I am also troubled by the timing of this latest maneuver. According to Mr. Barofsky, Treasury had supervisory authority over GM’s use of these TARP escrow funds. Since GM’s exit from bankruptcy court, Treasury had approved the use of the escrow funds for costs such as GM’s obligations to its parts supplier Delphi. See, Office of the Special Inspector General for TARP, Additional Insight on Use of Troubled Asset Relief Program Fund (SIGTARP-10-004), dated December 10, 2009, at page 6. According to the GM 8K, GM had planned to use the TARP funds in escrow to pay back the TARP loans on a quarterly basis beginning in the fourth quarter of 2009. But following the April 20, 2010, hearing of the Senate Finance Committee, where Treasury’s decision to exempt GM from the bank TARP excise tax was questioned and GM’s refusal to testify was noted, it is odd that GM suddenly drew down on the TARP escrow and accelerated the repayment of the remaining balance of GM’s outstanding TARP loans.
The bottom line seems to be that the TARP loans were “repaid” with other TARP funds in a Treasury escrow account. The TARP loans were not repaid from money GM is earning selling cars, as GM and the Administration have claimed in their speeches, press releases and television commercials. When these criticisms were put to GM’s Vice Chairman Stephen Girsky in a television interview yesterday, he admitted that the criticisms were valid:
Question: Are you just paying the government back with government money?
Mr. Girsky: Well listen, that is in effect true, but a year ago nobody thought we’d be able to pay this back.

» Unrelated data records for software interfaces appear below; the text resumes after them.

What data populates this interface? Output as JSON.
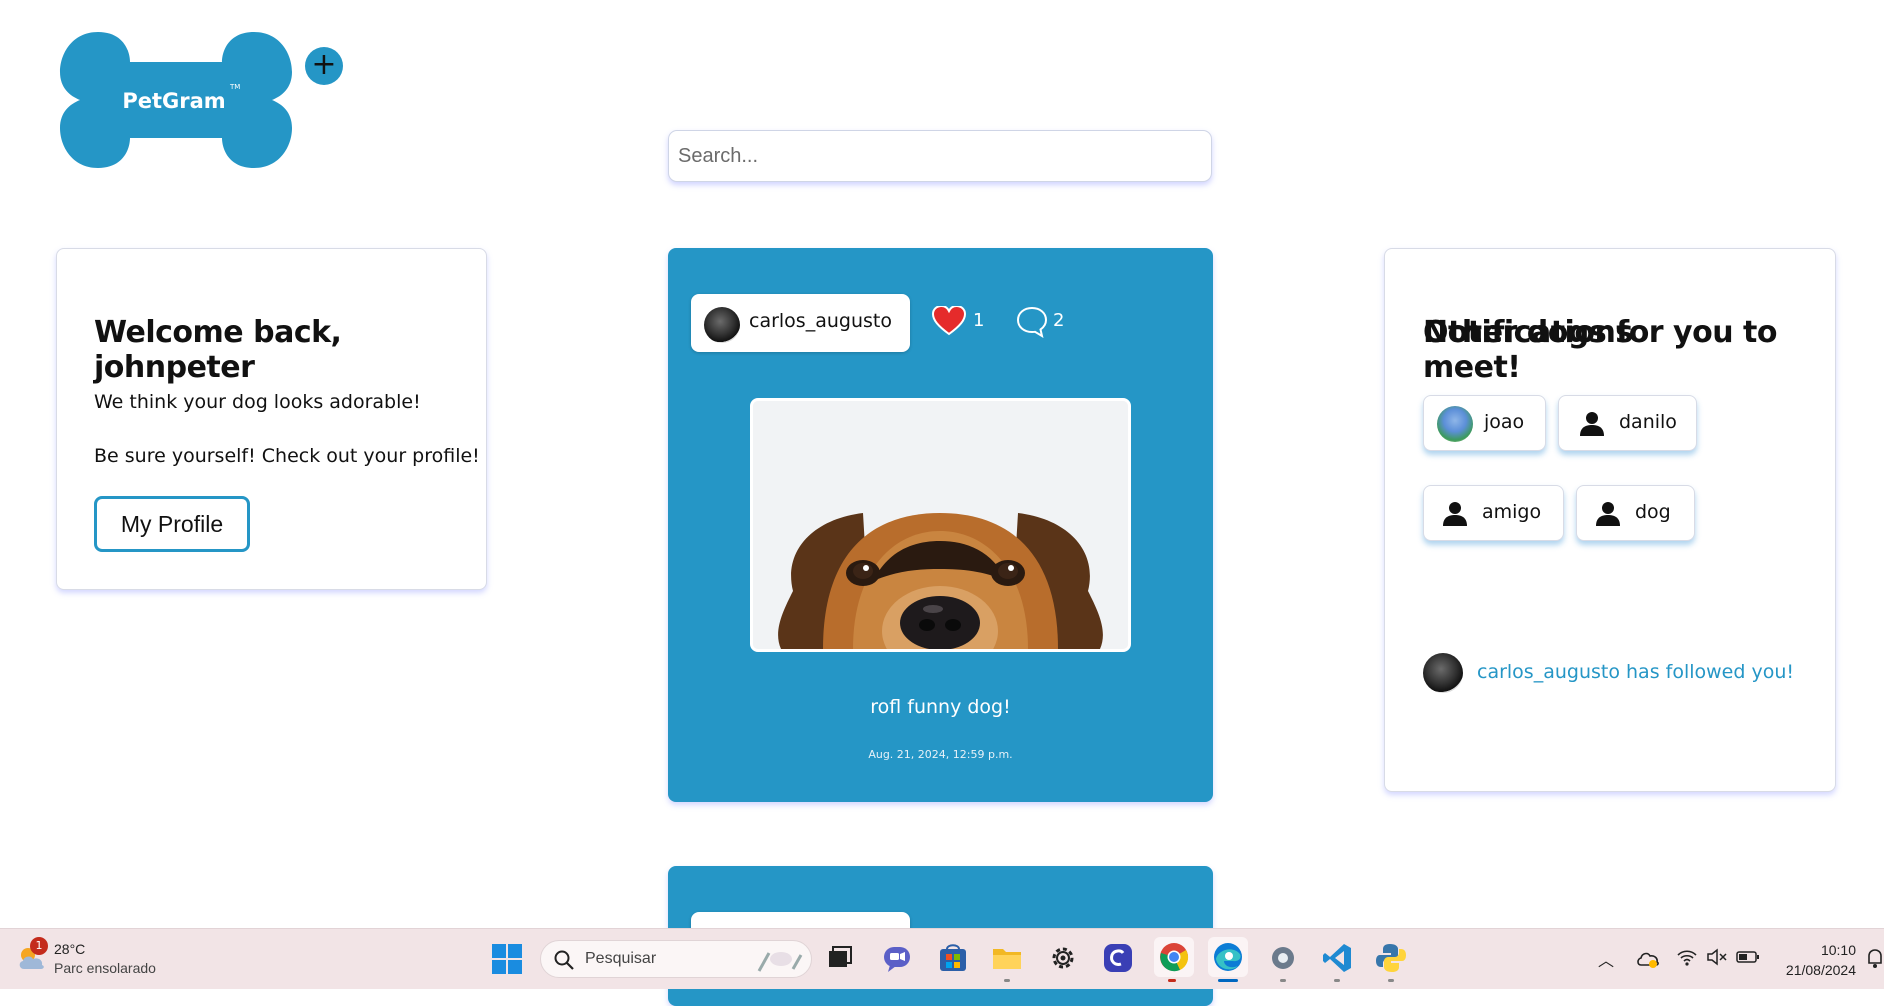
{
  "app": {
    "logo_text": "PetGram",
    "logo_tm": "TM",
    "brand_color": "#2596c6"
  },
  "add_button": {
    "label": "+"
  },
  "search": {
    "placeholder": "Search..."
  },
  "welcome": {
    "title": "Welcome back, johnpeter",
    "line1": "We think your dog looks adorable!",
    "line2": "Be sure yourself! Check out your profile!",
    "profile_button": "My Profile"
  },
  "posts": [
    {
      "author": "carlos_augusto",
      "likes": "1",
      "comments": "2",
      "caption": "rofl funny dog!",
      "date": "Aug. 21, 2024, 12:59 p.m."
    }
  ],
  "meet": {
    "title": "Other dogs for you to meet!",
    "dogs": [
      "joao",
      "danilo",
      "amigo",
      "dog"
    ]
  },
  "notifications": {
    "title": "Notifications",
    "items": [
      "carlos_augusto has followed you!"
    ]
  },
  "taskbar": {
    "weather_badge": "1",
    "temperature": "28°C",
    "condition": "Parc ensolarado",
    "search_placeholder": "Pesquisar",
    "time": "10:10",
    "date": "21/08/2024"
  }
}
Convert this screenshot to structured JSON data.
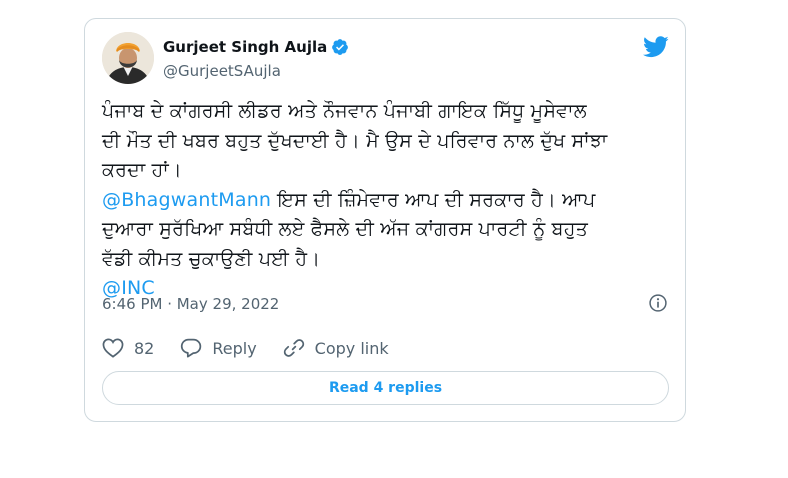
{
  "tweet": {
    "author_name": "Gurjeet Singh Aujla",
    "author_handle": "@GurjeetSAujla",
    "avatar_icon": "profile-photo",
    "verified_icon": "verified-badge-icon",
    "platform_icon": "twitter-bird-icon",
    "text_lines": [
      "ਪੰਜਾਬ  ਦੇ ਕਾਂਗਰਸੀ ਲੀਡਰ ਅਤੇ ਨੌਜਵਾਨ ਪੰਜਾਬੀ ਗਾਇਕ ਸਿੱਧੂ ਮੂਸੇਵਾਲ",
      "ਦੀ ਮੌਤ ਦੀ ਖਬਰ ਬਹੁਤ ਦੁੱਖਦਾਈ ਹੈ। ਮੈ ਉਸ ਦੇ ਪਰਿਵਾਰ ਨਾਲ ਦੁੱਖ ਸਾਂਝਾ",
      "ਕਰਦਾ ਹਾਂ।"
    ],
    "mention_1": "@BhagwantMann",
    "text_after_mention_1": " ਇਸ ਦੀ ਜ਼ਿੰਮੇਵਾਰ ਆਪ ਦੀ ਸਰਕਾਰ ਹੈ। ਆਪ",
    "text_lines_2": [
      "ਦੁਆਰਾ ਸੁਰੱਖਿਆ ਸਬੰਧੀ ਲਏ ਫੈਸਲੇ ਦੀ ਅੱਜ ਕਾਂਗਰਸ ਪਾਰਟੀ ਨੂੰ ਬਹੁਤ",
      "ਵੱਡੀ ਕੀਮਤ ਚੁਕਾਉਣੀ ਪਈ ਹੈ।"
    ],
    "mention_2": "@INC",
    "timestamp": "6:46 PM · May 29, 2022",
    "info_icon": "info-icon",
    "like_count": "82",
    "reply_label": "Reply",
    "copy_link_label": "Copy link",
    "read_replies_label": "Read 4 replies"
  },
  "colors": {
    "accent": "#1d9bf0",
    "text": "#0f1419",
    "secondary": "#536471",
    "border": "#cfd9de"
  }
}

Mr. Girsky then said that GM originally planned to pay the loan over the next five years. So the question is why—other than a desire to justify excluding GM from the administration’s TARP tax proposal—would Treasury and GM reduce GM’s TARP debt with TARP equity and then mischaracterize it as a repayment from earnings? Accordingly, please explain:
1) Your department’s justification for allowing GM to use funds from the TARP escrow account to repay TARP loans,
2) The amount of funds remaining in the TARP escrow account at Treasury that may be released to GM, and
3) The date that you anticipate that the remaining funds in escrow will be released to GM.
Thank you in advance for your cooperation. Please provide the requested information by April 30, 2010. …
Charles E. Grassley
In other words, this is just a shell game. As Jim Vicevich points out, it’s akin to paying off your Visa credit card with your Mastercard — and then bragging about your financial condition. Taxpayers are still on the hook for GM. Nothing at all has changed.
Instead, we have another good reason for government to refrain from bailing out private companies. It makes them act like government when it comes to transparency about their finances. This claim really does prove that GM now stands for Government Motors.